The MIPS-24 Si:As detector array is read non-destructively every ~0.5 seconds up to total integration time of 3, 4, 10, or 30 seconds, depending on the observing mode chosen. It became clear before launch that dowloading every 0.5 sec sample of the array would make it impossible to store that information on the spacecraft and download it in a timely way. Therefore, an on-board slope-fitting algorithm was developed in order to preserve the dynamic range of the integration while drastically reducing the data storage requirements. This mode is called ''SUR'' or ''sample up the ramp'' (where the ramp samples are fit, and not saved), as opposed to the ''RAW'' mode which retains all of the samples but which is not available in any of the observing AOTs. For SUR mode, a 2-dimensional (128x128x2) FITS data cube is downlinked; the first plane being the the slope image (the fit to the full exposure using the samples) and the second plane being the ''difference'' image, which corresponds to the difference between the first 2 reads. The difference image is non-zero for those pixels that exceed a threshold count rate. The BCD pipeline merges these two images into one FITS file, by replacing the pixels that are ''soft'' saturated in the slope image with unsaturated pixels from the difference image. Calibrated slope and difference images are also separately produced by the BCD pipeline. The final BCD product therefore has replaced pixels in it where appropriate. We note that the uncertainty of the replaced pixels are higher than in the rest of the image due to the short exposure time.
The silicon array is annealed at the beginning of every campaign in order to restore the responsivity of pixels affected by latents. This was done for the entire mission with the exception of the MIPSGAL I/II Legacy programs, when the Silicon array was annealed every 12 hours; these programs often observed saturated sources in the Galactic Plane, and thus the recovery from latent images was important. The responsivity of the array (overall flat fielding) drifts for ~1 hour after the anneal, so science observations were typically taken after that time has passed.

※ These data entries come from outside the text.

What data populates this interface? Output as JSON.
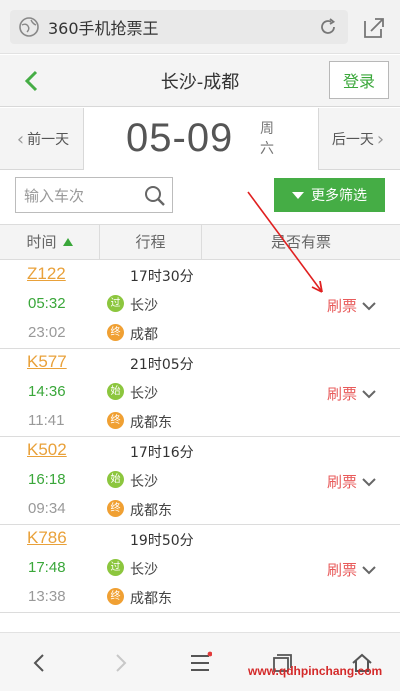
{
  "browser": {
    "url_title": "360手机抢票王"
  },
  "header": {
    "title": "长沙-成都",
    "login_label": "登录"
  },
  "date_nav": {
    "prev_label": "前一天",
    "next_label": "后一天",
    "date": "05-09",
    "weekday_line1": "周",
    "weekday_line2": "六"
  },
  "search": {
    "placeholder": "输入车次"
  },
  "filter": {
    "label": "更多筛选"
  },
  "columns": {
    "time": "时间",
    "route": "行程",
    "availability": "是否有票"
  },
  "trains": [
    {
      "number": "Z122",
      "duration": "17时30分",
      "depart": "05:32",
      "arrive": "23:02",
      "from_badge": "过",
      "from": "长沙",
      "to_badge": "终",
      "to": "成都",
      "action": "刷票"
    },
    {
      "number": "K577",
      "duration": "21时05分",
      "depart": "14:36",
      "arrive": "11:41",
      "from_badge": "始",
      "from": "长沙",
      "to_badge": "终",
      "to": "成都东",
      "action": "刷票"
    },
    {
      "number": "K502",
      "duration": "17时16分",
      "depart": "16:18",
      "arrive": "09:34",
      "from_badge": "始",
      "from": "长沙",
      "to_badge": "终",
      "to": "成都东",
      "action": "刷票"
    },
    {
      "number": "K786",
      "duration": "19时50分",
      "depart": "17:48",
      "arrive": "13:38",
      "from_badge": "过",
      "from": "长沙",
      "to_badge": "终",
      "to": "成都东",
      "action": "刷票"
    }
  ],
  "watermark": "www.qdhpinchang.com",
  "colors": {
    "accent_green": "#45ad45",
    "train_number": "#e9a13a",
    "refresh_red": "#e85b5b"
  }
}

We note that, unlike many other instruments, the A/D converter for the MIPS-24 array reaches saturation much before the detector full well is reached. The A/D saturates at about 1/3 of full well. This means that the array is largely still in the linear regime when the A/D converter saturates. Table 2.4 summarizes the performance of the silicon arrays as known from both lab and on-orbit tests.
Table 2.5 summarizes the performance of the Ge:Ga arrays as known from both lab and on-orbit tests. The response of the 70 µm detectors is linear to about 10%. This high degree of linearity is one of the primary benefits of the capacitive transimpedence amplifier (CTIA) readout design of these arrays, as well as the use of the scan mirror to modulate the signals within the 'fast' response of the detectors. For the 160 µm array the 'fast' and 'slow' response times are not as widely separated, and the linearity of the response is correspondingly worse than for the 70 µm array. The pipeline corrects for all well-characterized nonlinearities.

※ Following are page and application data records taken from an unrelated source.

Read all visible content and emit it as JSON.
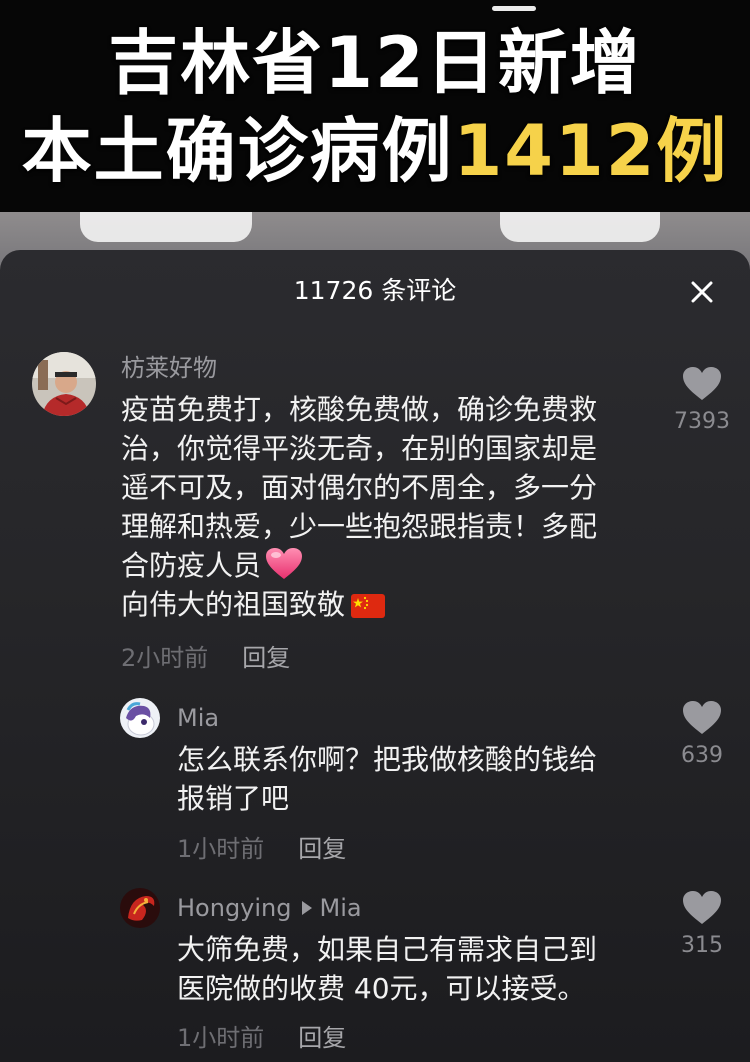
{
  "video": {
    "headline_line1": "吉林省12日新增",
    "headline_line2_main": "本土确诊病例",
    "headline_line2_highlight": "1412例"
  },
  "comments_panel": {
    "title": "11726 条评论",
    "close_icon": "close-icon"
  },
  "comments": [
    {
      "user": "枋莱好物",
      "text_lines": [
        "疫苗免费打，核酸免费做，确诊免费救",
        "治，你觉得平淡无奇，在别的国家却是",
        "遥不可及，面对偶尔的不周全，多一分",
        "理解和热爱，少一些抱怨跟指责！多配",
        "合防疫人员",
        "向伟大的祖国致敬"
      ],
      "time": "2小时前",
      "reply_label": "回复",
      "likes": "7393"
    },
    {
      "user": "Mia",
      "text_lines": [
        "怎么联系你啊？把我做核酸的钱给",
        "报销了吧"
      ],
      "time": "1小时前",
      "reply_label": "回复",
      "likes": "639"
    },
    {
      "user": "Hongying",
      "reply_to": "Mia",
      "text_lines": [
        "大筛免费，如果自己有需求自己到",
        "医院做的收费 40元，可以接受。"
      ],
      "time": "1小时前",
      "reply_label": "回复",
      "likes": "315"
    }
  ],
  "colors": {
    "highlight": "#f6d24a",
    "sheet_bg": "#262629",
    "heart_emoji": "#f0457f",
    "like_icon": "#9a9a9f"
  }
}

Saturation for any particular pixel occurs at 4x105 electrons, and is very abrupt due to the use of the CTIA readouts. The saturation value given in Table 2.5 is intentionally smaller than this value to allow for measured pixel-to-pixel variations in responsivity of the arrays, such that an exposure designed using the nominal responsivity values will not saturate any of the pixels in the arrays. Intra-pixel variations in responsivity are uncharacterized, but are expected to be relatively unimportant because the PSF is well sampled. Such variations may be a greater concern for the wide FOV mode of the 70 µm array, where the pixels are relatively large. However, in all cases, the high sampling redundancy in the MIPS data will tend to make the effects of these variations average out. Dead space between pixels is very near zero.

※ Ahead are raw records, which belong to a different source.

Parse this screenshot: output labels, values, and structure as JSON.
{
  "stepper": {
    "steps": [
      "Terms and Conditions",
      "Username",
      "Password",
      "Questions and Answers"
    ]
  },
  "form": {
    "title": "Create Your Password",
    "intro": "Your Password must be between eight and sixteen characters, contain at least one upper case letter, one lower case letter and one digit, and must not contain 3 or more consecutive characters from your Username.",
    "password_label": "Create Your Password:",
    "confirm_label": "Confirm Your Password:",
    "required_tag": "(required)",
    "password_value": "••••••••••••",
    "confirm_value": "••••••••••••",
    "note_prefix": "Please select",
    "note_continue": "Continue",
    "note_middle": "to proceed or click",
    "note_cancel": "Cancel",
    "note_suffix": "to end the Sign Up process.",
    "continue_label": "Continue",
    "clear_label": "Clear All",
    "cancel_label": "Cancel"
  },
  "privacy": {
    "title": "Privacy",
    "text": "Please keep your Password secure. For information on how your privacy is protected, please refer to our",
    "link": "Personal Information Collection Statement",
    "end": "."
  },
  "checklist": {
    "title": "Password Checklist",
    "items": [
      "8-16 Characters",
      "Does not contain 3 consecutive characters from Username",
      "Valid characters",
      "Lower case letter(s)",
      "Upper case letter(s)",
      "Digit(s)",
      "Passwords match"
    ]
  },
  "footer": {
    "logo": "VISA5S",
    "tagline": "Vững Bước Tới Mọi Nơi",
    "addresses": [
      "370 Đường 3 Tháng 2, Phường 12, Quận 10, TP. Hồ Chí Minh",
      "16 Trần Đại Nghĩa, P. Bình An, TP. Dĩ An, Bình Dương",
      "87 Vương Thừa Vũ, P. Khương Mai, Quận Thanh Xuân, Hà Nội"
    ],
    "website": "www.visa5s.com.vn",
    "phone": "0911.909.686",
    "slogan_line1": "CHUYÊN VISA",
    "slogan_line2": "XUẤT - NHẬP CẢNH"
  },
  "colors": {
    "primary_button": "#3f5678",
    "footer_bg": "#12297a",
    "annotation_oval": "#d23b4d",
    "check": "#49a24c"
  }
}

** Read noises on orbit are 1000-1500 electrons due to cosmic ray effects.
Cross-talk between pixels that receive a radiation hit during an exposure and neighboring pixels is less than 1%. The rate of cosmic ray hits on the large Ge:Ga pixels is high, about once per 12 seconds. The impact of cosmic ray strikes on data quality is minimized by eliminating cross-talk and by employing a sophisticated scheme for detecting and removing cosmic ray hits in pipeline-processing of the data.